Opinions - 01.09.2022 - 00:00 

Mikhail Gorbachev: An Ambivalent Legacy

Former Soviet leader Mikhail Gorbachev, a defining figure in the 20th century has died. An article by Ulrich Schmid.
Source: HSG Newsroom

1 September 2022. Celebrated politician Mikhail Gorbachev, a defining figure of the 20th century, has died leaving behind an ambivalent legacy. In Germany, he is celebrated because he made reunification possible. The states of the former Eastern bloc owe their regained sovereignty to him. In Russia however, he is largely rejected because his name stands for the political and economic decline of the Soviet Union. Gorbachev's policies shaped the era that begins with the fall of the Berlin Wall and ends with the war in Ukraine. Martin Aust, Andreas Heinemann-Grüder, Angelika Nussberger and Ulrich Schmid examine this period in a new book that will be published on 12 September.


Mikhail Gorbachev was born in 1931, came from a simple peasant village in the North Caucasus and grew up in southern Russia. He always emphasized the fact that his father had been Russian and his mother Ukrainian. He was later ridiculed for his provincial pronunciation of the Russian language. 

Gorbachev went to Moscow to study law and as a young man, became a convinced Stalinist. The death of the Soviet dictator in the spring of 1953 was a shattering experience for him, although the terror had also ravaged his family. Gorbachev's student years also saw him marry Raissa Titarenko, who would later play a decisive role in the Soviet Union's international prestige as an elegant and cosmopolitan first lady. It was not until 2012 that Gorbachev also made a private tragedy public: the young couple had to have their first child aborted because Raissa suffered from a dangerous heart disease. In 1957, their daughter Irina was born. 

After graduation, Gorbachev began a steep ascent in the Communist Party apparatus. At this time, Gorbachev managed to secure the support of the powerful KGB chief Andropov and the conservative chief ideologist Mikhail Suslov. As early as 1971, he became a full member of the Central Committee and thus belonged to the inner circle of power. As a high party official, he also enjoyed all the privileges of the Soviet elite. He was able to travel extensively abroad in the West, to Italy, France, the Netherlands, Belgium and the Federal Republic of Germany. 

In the 1980s, Gorbachev's star continued to rise. The leadership clique was unable to combat the inefficiency of the Soviet planned economy. Gorbachev had to wait for the deaths of two elderly general secretaries who had only been in office for a short time. In 1985, he rose to the highest leadership position himself. Gorbachev stopped the ruinous arms race with the United States. Domestically, he focused on an economic program that would "accelerate" the production of goods. He also called for "glasnost," or transparency about political and social grievances. The famous slogan of "perestroika" appeared only later and remained strangely contour less. It was not until 1987 that Gorbachev published an extensive book on "perestroika" in which he tried to explain his program. However, there was a grotesque contradiction between his comprehensive claim to modernization and the backward-looking reform proposals, which ranged from Leninist principles to the merits of the planned economy to the leadership role of the Communist Party. 

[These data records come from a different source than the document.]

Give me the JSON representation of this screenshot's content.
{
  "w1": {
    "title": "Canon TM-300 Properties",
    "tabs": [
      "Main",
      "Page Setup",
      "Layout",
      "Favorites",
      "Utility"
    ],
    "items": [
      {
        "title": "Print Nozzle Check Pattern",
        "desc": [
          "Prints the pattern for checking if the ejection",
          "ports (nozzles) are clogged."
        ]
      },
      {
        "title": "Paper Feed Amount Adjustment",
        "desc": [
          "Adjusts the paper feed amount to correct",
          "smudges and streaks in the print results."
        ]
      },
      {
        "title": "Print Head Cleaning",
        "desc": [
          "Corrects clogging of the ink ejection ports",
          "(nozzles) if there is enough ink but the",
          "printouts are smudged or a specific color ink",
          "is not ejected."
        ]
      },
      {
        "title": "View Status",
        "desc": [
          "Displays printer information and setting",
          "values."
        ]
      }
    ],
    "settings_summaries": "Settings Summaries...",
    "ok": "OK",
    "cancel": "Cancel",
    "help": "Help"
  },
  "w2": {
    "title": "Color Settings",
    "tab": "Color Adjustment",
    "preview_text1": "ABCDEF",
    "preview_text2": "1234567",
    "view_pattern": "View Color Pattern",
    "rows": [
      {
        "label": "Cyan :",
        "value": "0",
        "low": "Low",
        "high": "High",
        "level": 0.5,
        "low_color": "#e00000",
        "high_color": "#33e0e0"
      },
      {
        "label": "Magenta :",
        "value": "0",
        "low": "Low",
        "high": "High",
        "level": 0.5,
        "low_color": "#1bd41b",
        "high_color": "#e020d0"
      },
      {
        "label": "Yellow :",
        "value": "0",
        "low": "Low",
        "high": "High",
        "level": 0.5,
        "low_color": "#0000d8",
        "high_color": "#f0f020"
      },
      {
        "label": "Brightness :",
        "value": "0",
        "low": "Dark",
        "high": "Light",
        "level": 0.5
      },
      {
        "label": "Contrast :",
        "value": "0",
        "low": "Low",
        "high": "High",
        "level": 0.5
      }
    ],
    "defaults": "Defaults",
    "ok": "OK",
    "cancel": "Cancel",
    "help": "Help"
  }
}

Ultimately, Gorbachev became a victim of his own liberalization course. His greatest illusion was that he believed to the end that the socialist social system could be reformed. Admiration for the revolutionary leader Lenin runs like a thread through his speeches. He prominently placed his inauguration as General Secretary under the sign of "Lenin's teachings," which he described as a "guide to action" and a "compass." Gorbachev even adopted Lenin's call for the partisanship of the press and media without modification. In keeping with Lenin's spirit, he also considered the nationality question in the Soviet Union to have been resolved. 

The list of Gorbachev's omissions and misjudgments is long: He praised the Khmer Rouge as "Cambodian patriots," he belatedly lifted the banishment of dissident Andrei Sakharov, he never condemned the suppression of the Prague Spring, he actively participated in downplaying the shooting down of a South Korean passenger plane, he addressed the population in a televised speech barely three weeks after the Chernobyl nuclear disaster, he denied the existence of the secret Additional Protocol to the Hitler-Stalin Pact. 

Gorbachev's historical significance lies in the fact that he put an end to the Cold War and did not stop the breakup of the Soviet Union with military force. He gave Russia a chance for democratic, constitutional and liberal development. He perceived the Russian invasion of Ukraine as the destruction of his life's work.

Ulrich Schmid is Professor of Russian Culture and Society at the University of St.Gallen.